* [WHAT YOU SHOULD DO]: Pictures aside, repeat every record below exactly.

* [RECORDS FOR THE EXERCISE]:
>>>

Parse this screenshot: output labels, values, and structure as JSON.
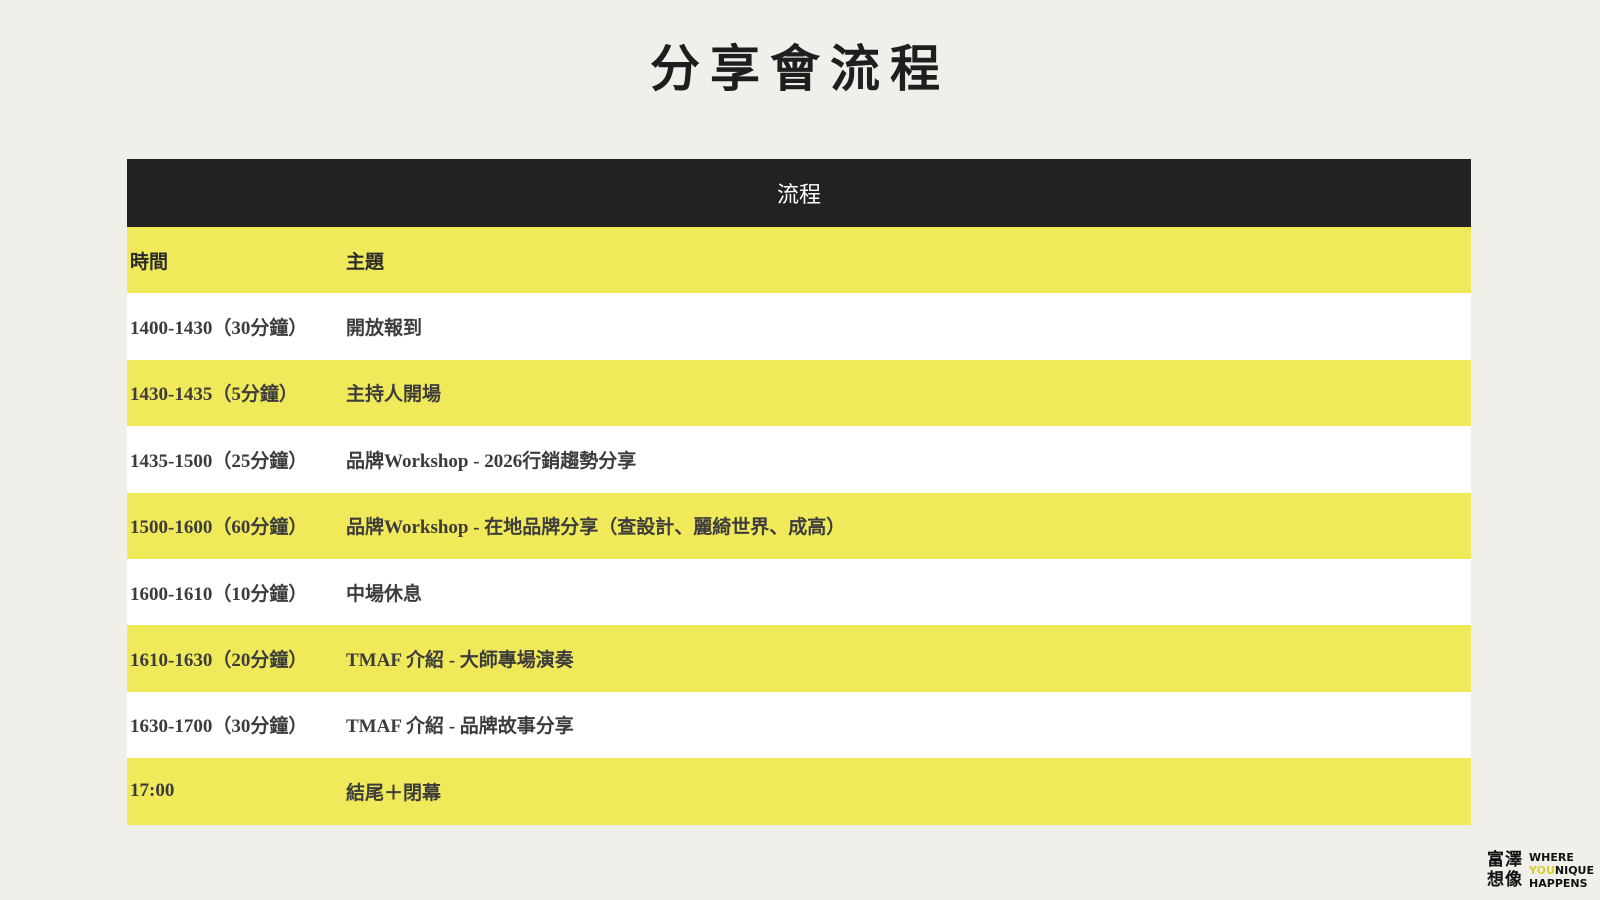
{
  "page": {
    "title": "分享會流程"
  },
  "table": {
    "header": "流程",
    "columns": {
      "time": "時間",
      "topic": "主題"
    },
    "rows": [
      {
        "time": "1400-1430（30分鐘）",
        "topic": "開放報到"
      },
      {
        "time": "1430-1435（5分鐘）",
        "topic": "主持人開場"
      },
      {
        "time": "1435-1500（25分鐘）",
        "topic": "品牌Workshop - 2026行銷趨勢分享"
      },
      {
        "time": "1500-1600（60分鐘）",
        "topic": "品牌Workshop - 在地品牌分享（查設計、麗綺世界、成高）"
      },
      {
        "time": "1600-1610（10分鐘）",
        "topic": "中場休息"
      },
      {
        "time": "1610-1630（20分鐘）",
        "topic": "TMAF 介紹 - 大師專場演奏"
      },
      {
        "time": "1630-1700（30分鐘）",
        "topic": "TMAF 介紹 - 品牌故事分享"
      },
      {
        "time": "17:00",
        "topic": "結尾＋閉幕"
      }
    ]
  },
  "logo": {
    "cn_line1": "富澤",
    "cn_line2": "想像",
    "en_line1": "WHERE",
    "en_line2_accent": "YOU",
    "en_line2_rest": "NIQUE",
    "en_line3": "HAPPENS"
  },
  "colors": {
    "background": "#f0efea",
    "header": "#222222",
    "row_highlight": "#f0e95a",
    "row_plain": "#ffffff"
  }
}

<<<

* [TASK RESPONSE]:
Parse this screenshot: output labels, values, and structure as JSON.
{
  "page": {
    "title": "分享會流程"
  },
  "table": {
    "header": "流程",
    "columns": {
      "time": "時間",
      "topic": "主題"
    },
    "rows": [
      {
        "time": "1400-1430（30分鐘）",
        "topic": "開放報到"
      },
      {
        "time": "1430-1435（5分鐘）",
        "topic": "主持人開場"
      },
      {
        "time": "1435-1500（25分鐘）",
        "topic": "品牌Workshop - 2026行銷趨勢分享"
      },
      {
        "time": "1500-1600（60分鐘）",
        "topic": "品牌Workshop - 在地品牌分享（查設計、麗綺世界、成高）"
      },
      {
        "time": "1600-1610（10分鐘）",
        "topic": "中場休息"
      },
      {
        "time": "1610-1630（20分鐘）",
        "topic": "TMAF 介紹 - 大師專場演奏"
      },
      {
        "time": "1630-1700（30分鐘）",
        "topic": "TMAF 介紹 - 品牌故事分享"
      },
      {
        "time": "17:00",
        "topic": "結尾＋閉幕"
      }
    ]
  },
  "logo": {
    "cn_line1": "富澤",
    "cn_line2": "想像",
    "en_line1": "WHERE",
    "en_line2_accent": "YOU",
    "en_line2_rest": "NIQUE",
    "en_line3": "HAPPENS"
  },
  "colors": {
    "background": "#f0efea",
    "header": "#222222",
    "row_highlight": "#f0e95a",
    "row_plain": "#ffffff"
  }
}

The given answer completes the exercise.